10-Year Anniversary of the Bill That Led to the Current Economic Crisis

The legislation sounded innocuous enough: The Financial Modernization Act. But proponents, who included almost the entire U.S. Senate and the Clinton administration, were euphoric over the passage of the bill in November 1999 that revoked the Depression-era Glass-Steagall Act, and consequently helped lay the quicksand foundation that sunk the nation into the Great Recession less than 10 years later.

 
The Glass-Steagall Act, officially known as the Banking Act of 1933, separated commercial banks, those that held the deposits of everyday citizens, from investment banks that engaged in risky profit-making strategies. This separation protected depositors’ savings from the possible excesses of the investment banks, and it worked well for 65 years.
 
The Financial Modernization Act, or Gramm-Leach-Bliley as it came to be known, lifted the federal restrictions on banks using depositors’ money as capital for corporate investments and mergers and as collateral for risky loans. Supporters of Gramm-Leach-Bliley promised great things would come of deregulating banks. Then-Treasury Secretary Lawrence Summers said, “This historic legislation will better enable American companies to compete in the new economy,” and declared it would “benefit American consumers, business, and the national economy for many years to come.” Summers, who was painfully wrong in his assessment, is now the director of President Barack Obama’s National Economic Council.
 
Summers celebrated the repeal of Glass-Steagall with the likes of Congressman Jim Leach (R-IA) and Federal Reserve Chairman Alan Greenspan, along with lobbyists, staffers and reporters by drinking champagne and eating a cake decorated with the words: “Glass-Steagall, R.I.P., 1933-1999.” In July 2009, President Obama appointed Leach to be Chairman of the National Endowment for the Humanities.
 
But not everyone on Capitol Hill was happy with the repeal of Glass-Steagall. Senator Byron Dorgan (D-ND) said, “I want to sound a warning call today about this legislation,” which he added was “a financial swamp” and nothing short of “fundamentally terrible.” The late Sen. Paul Wellstone (D-MN) put it this way: “Glass-Steagall was intended to protect our financial system by insulating commercial banking from other forms of risk. It was designed to prevent a handful of powerful financial conglomerates from holding the rest of the economy hostage. Glass-Steagall was one of the few stabilizers designed to keep that from ever happening again, and until recently, it was very successful.”
 
A few other senators agreed with Dorgan and Wellstone, including Barbara Boxer (D-CA), Richard Shelby (R-AL), and Russ Feingold (D-WI). But opponents had no chance of preventing the act from passing because the momentum for “modernizing” the financial system was too great. The bill passed the Senate 90-8 and the House 362-57. President Clinton signed the bill on November 12, 1999. Less than nine years later, the risky and speculative practices that the repeal of Glass-Steagall unleashed led to the near-collapse of the U.S. economy and the bailing out of banks by U.S. taxpayers.
-Noel Brinkerhoff, David Wallechinsky
 
Deregulation Was So Much More Fun! By Kevin Connor, (LittleSis)
A Decade Without Glass-Steagall: Heckofa Job, Larry (by Tim Dickinson, Rolling Stone)

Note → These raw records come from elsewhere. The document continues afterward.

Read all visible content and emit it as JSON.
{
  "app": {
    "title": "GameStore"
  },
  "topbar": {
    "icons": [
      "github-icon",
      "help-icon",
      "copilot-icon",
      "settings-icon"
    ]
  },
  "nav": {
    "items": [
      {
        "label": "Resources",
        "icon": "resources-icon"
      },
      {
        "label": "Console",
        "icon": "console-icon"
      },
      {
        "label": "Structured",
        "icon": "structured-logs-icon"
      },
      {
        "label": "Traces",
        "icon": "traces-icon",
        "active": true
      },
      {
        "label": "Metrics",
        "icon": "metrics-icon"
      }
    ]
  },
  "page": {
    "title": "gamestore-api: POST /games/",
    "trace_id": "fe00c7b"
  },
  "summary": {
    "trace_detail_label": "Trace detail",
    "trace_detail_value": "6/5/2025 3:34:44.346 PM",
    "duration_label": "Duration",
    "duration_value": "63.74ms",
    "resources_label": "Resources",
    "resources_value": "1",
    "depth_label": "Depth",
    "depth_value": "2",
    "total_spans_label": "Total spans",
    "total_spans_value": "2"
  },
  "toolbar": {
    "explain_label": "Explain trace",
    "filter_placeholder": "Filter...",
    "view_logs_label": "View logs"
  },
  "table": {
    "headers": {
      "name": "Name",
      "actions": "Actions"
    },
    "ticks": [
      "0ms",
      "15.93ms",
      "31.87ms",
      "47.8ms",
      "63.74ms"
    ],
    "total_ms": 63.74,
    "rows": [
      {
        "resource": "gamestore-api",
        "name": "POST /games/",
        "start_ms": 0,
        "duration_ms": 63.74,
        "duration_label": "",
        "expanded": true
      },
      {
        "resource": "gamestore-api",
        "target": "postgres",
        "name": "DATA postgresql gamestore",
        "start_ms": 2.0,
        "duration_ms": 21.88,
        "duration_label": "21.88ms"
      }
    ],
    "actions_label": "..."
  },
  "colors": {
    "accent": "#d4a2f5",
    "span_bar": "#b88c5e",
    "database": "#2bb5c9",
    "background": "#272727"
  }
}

Latest News

Blueprint for Impeachment—The Mueller Report

Without using the word “impeachment,” Mueller and his team bluntly present the evidence that Trump has committed multiple impeachable offenses. Mueller considers eleven possible areas of obstruction. In some cases, Mueller writes that the acts do not rise to the level of legal obstruction of justice. But the majority do.   read more

Omar al-Bashir, World’s Worst Dictator, Overthrown at Last

Back in 2006, I wrote a book called Tyrants: The World’s 20 Worst Living Dictators. I gave the dubious honor of first place to Omar al-Bashir of Sudan. Now, 13 years later, Bashir has finally been overthrown. Unfortunately, the man who led the military coup that overthrew Bashir is General Awad ibn Ouf, who, since 2006, has been financially sanctioned by the U.S. government for his role in the genocidal attacks carried out in the Darfur region of Sudan.   read more

Imagining the Mueller Report Uncensored

Attorney General William Barr’s four-page summary of the Mueller Report (which he now says was not a “summary”) included a grand total of 65 words from the report itself and zero complete sentences. What if the context of the first and last excerpts are…   read more

Trump Calls Superman a Bad Role Model because He’s an Illegal Alien

U.S. President Donald Trump tweeted that the time has come to remove all Superman comic books from libraries and shops and all Superman movies from all sources because “they glorify an illegal alien.”   read more

Trump Cancels Sanctions Against Iran and Venezuela

Iran’s foreign ministry spokesperson, Bahram Ghasemi, explained the sudden change. “We offered Trump land to build a residential tower in Tehran and a second one in Isfahan with a promise that the tenants would not be allowed to change the buildings’ names from Trump Tower for ten years upon threat of death."   read more
see more...